Beyond the border Irrigation

The course of human history has always been connected to the great waterways that support it. But a reliable water supply wasn't always where it was needed, so since ancient times, humans have redirected it.

Irrigation - from the Latin rigo, meaning to moisten - was practised by the Egyptians 6,000 years ago when they dug channels from the Nile to grow crops on the arid surrounding land. As cities grew, water was needed for sanitation. In 2500BC the 35,000 inhabitants of Mohenjo Daro on the banks of the Indus in Pakistan enjoyed sophisticated bathing and drainage facilities, and by 400BC the Romans had built aqueducts, sewers and drains to service their capital city.

Irrigation enables farming where rainfall is insufficient or unpredictable.
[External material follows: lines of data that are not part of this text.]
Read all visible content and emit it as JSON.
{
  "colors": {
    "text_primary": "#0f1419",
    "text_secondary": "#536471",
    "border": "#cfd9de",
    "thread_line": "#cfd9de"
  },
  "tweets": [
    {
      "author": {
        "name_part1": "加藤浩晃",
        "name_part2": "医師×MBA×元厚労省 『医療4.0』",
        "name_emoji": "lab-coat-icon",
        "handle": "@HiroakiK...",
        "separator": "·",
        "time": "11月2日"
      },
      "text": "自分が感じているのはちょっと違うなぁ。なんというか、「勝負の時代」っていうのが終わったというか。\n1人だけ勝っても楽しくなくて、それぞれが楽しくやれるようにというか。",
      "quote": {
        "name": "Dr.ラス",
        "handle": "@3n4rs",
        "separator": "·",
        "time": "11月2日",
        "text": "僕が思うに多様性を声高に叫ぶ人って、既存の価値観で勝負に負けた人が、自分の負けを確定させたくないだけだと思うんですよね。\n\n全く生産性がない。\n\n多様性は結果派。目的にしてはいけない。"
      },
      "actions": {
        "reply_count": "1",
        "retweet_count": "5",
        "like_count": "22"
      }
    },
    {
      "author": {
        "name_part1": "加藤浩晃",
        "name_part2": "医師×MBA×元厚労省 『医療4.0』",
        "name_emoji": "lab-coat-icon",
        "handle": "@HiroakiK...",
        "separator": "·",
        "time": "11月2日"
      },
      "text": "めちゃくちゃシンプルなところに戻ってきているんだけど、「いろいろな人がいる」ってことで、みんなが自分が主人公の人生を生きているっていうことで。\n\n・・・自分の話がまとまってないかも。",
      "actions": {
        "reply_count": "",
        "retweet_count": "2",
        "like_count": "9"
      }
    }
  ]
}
A quarter of the agricultural land in Greece and Italy is irrigated, compared with just 2 per cent in the UK. Large tracts of eastern England were under water until the fens were drained in the 17th century and, though much of this land is below sea level, embankments keep it above water.

Britain's newest waterway - the 12km Jubilee river near Maidenhead - is in fact a naturalistic-looking flood relief channel.
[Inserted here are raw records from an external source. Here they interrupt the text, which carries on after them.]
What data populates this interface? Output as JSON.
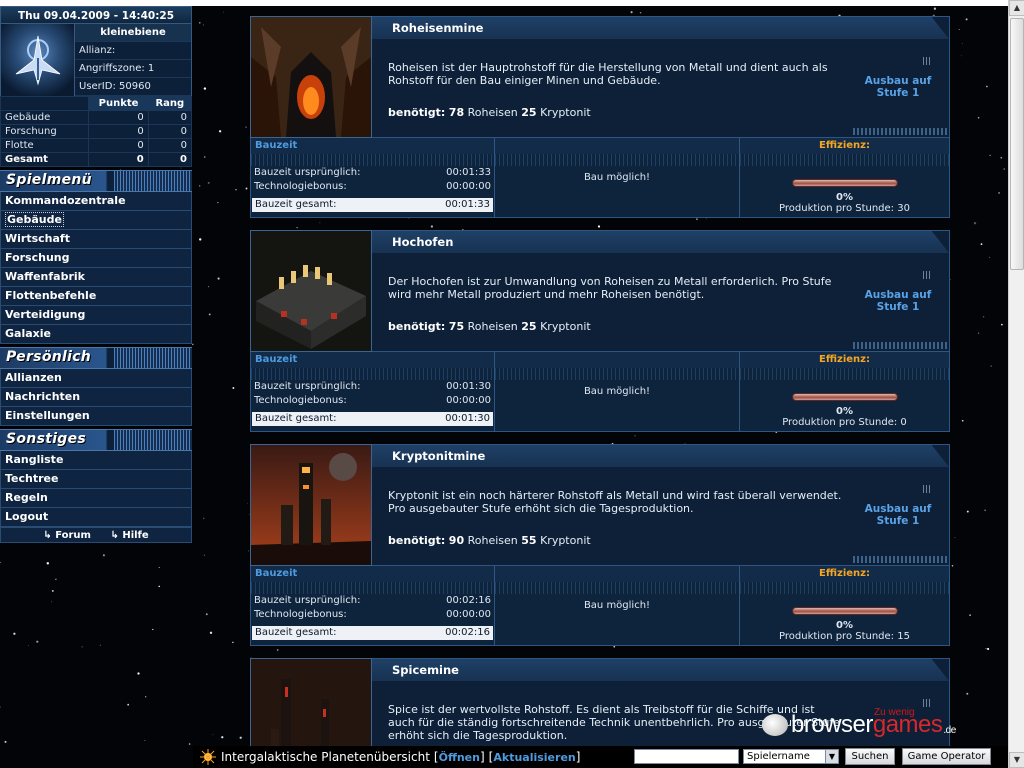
{
  "sidebar": {
    "datetime": "Thu 09.04.2009 - 14:40:25",
    "username": "kleinebiene",
    "allianz": "Allianz:",
    "angriffszone": "Angriffszone: 1",
    "userid": "UserID: 50960",
    "stats": {
      "col_points": "Punkte",
      "col_rank": "Rang",
      "rows": [
        {
          "label": "Gebäude",
          "points": "0",
          "rank": "0"
        },
        {
          "label": "Forschung",
          "points": "0",
          "rank": "0"
        },
        {
          "label": "Flotte",
          "points": "0",
          "rank": "0"
        },
        {
          "label": "Gesamt",
          "points": "0",
          "rank": "0"
        }
      ]
    },
    "sections": [
      {
        "title": "Spielmenü",
        "items": [
          "Kommandozentrale",
          "Gebäude",
          "Wirtschaft",
          "Forschung",
          "Waffenfabrik",
          "Flottenbefehle",
          "Verteidigung",
          "Galaxie"
        ]
      },
      {
        "title": "Persönlich",
        "items": [
          "Allianzen",
          "Nachrichten",
          "Einstellungen"
        ]
      },
      {
        "title": "Sonstiges",
        "items": [
          "Rangliste",
          "Techtree",
          "Regeln",
          "Logout"
        ]
      }
    ],
    "footer": {
      "forum": "Forum",
      "help": "Hilfe"
    }
  },
  "labels": {
    "bauzeit": "Bauzeit",
    "original": "Bauzeit ursprünglich:",
    "bonus": "Technologiebonus:",
    "total": "Bauzeit gesamt:",
    "possible": "Bau möglich!",
    "efficiency": "Effizienz:",
    "production_prefix": "Produktion pro Stunde: ",
    "needed": "benötigt:",
    "res1": "Roheisen",
    "res2": "Kryptonit",
    "upgrade": "Ausbau auf Stufe 1"
  },
  "buildings": [
    {
      "name": "Roheisenmine",
      "description": "Roheisen ist der Hauptrohstoff für die Herstellung von Metall und dient auch als Rohstoff für den Bau einiger Minen und Gebäude.",
      "cost1": "78",
      "cost2": "25",
      "time_original": "00:01:33",
      "time_bonus": "00:00:00",
      "time_total": "00:01:33",
      "efficiency": "0%",
      "production": "30"
    },
    {
      "name": "Hochofen",
      "description": "Der Hochofen ist zur Umwandlung von Roheisen zu Metall erforderlich. Pro Stufe wird mehr Metall produziert und mehr Roheisen benötigt.",
      "cost1": "75",
      "cost2": "25",
      "time_original": "00:01:30",
      "time_bonus": "00:00:00",
      "time_total": "00:01:30",
      "efficiency": "0%",
      "production": "0"
    },
    {
      "name": "Kryptonitmine",
      "description": "Kryptonit ist ein noch härterer Rohstoff als Metall und wird fast überall verwendet. Pro ausgebauter Stufe erhöht sich die Tagesproduktion.",
      "cost1": "90",
      "cost2": "55",
      "time_original": "00:02:16",
      "time_bonus": "00:00:00",
      "time_total": "00:02:16",
      "efficiency": "0%",
      "production": "15"
    },
    {
      "name": "Spicemine",
      "description": "Spice ist der wertvollste Rohstoff. Es dient als Treibstoff für die Schiffe und ist auch für die ständig fortschreitende Technik unentbehrlich. Pro ausgebauter Stufe erhöht sich die Tagesproduktion."
    }
  ],
  "bottombar": {
    "title": "Intergalaktische Planetenübersicht",
    "open": "Öffnen",
    "refresh": "Aktualisieren",
    "select_value": "Spielername",
    "search": "Suchen",
    "operator": "Game Operator"
  },
  "watermark": {
    "small": "Zu wenig",
    "part1": "browser",
    "part2": "games",
    "tld": ".de"
  },
  "colors": {
    "panel": "#0d2038",
    "link": "#4e9be0",
    "efficiency": "#f5a623"
  }
}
But this kind of liquid engineering has not always run so smoothly. Ever since 1894 when Thirlmere in the Lake District was flooded to slake Manchester's thirst, the dambuilders have met environmental opposition. The proposed Ilisu dam in Turkey will bury Kurdish homelands and ancient monuments while the biggest dam in the world, the Three Gorges on the Yangtse river, due to be completed in 2009, will displace 1.9 million people.

Tampering with nature's waterways can have catastrophic effects. The Aral sea between Kazakhstan and Uzbekistan was once the fourth largest lake in the world. Its shores have receded by more than 50 miles in the past 30 years, leaving fishing towns high and dry and what remains of the water seriously polluted. Most of the water taken for irrigating cotton fields has been wasted, evaporating or leaking on its way to plantations. We live in a world of apparent plenty, where water covers two-thirds of its surface. But it is, in fact, a finite resource and only 1 per cent of it is fresh water accessible to humans. Where should it go and who should get it? For governments in water-poor countries the big environmental debate today is irrigation, irrigation, irrigation.

Watery places to visitPinchbeck Land Drainage museum, Spalding, Lincolnshire. Tel: 01775 725468 Jubilee river, Berkshire - the Thames takes a new shortcut between Maidenhead and WindsorLadybower dam, Derbyshire - Britain's biggest dam when it opened in 1945

Log in or register for FREE to continue reading.

It only takes a moment and you'll get access to more news, plus courses, jobs and teaching resources tailored to you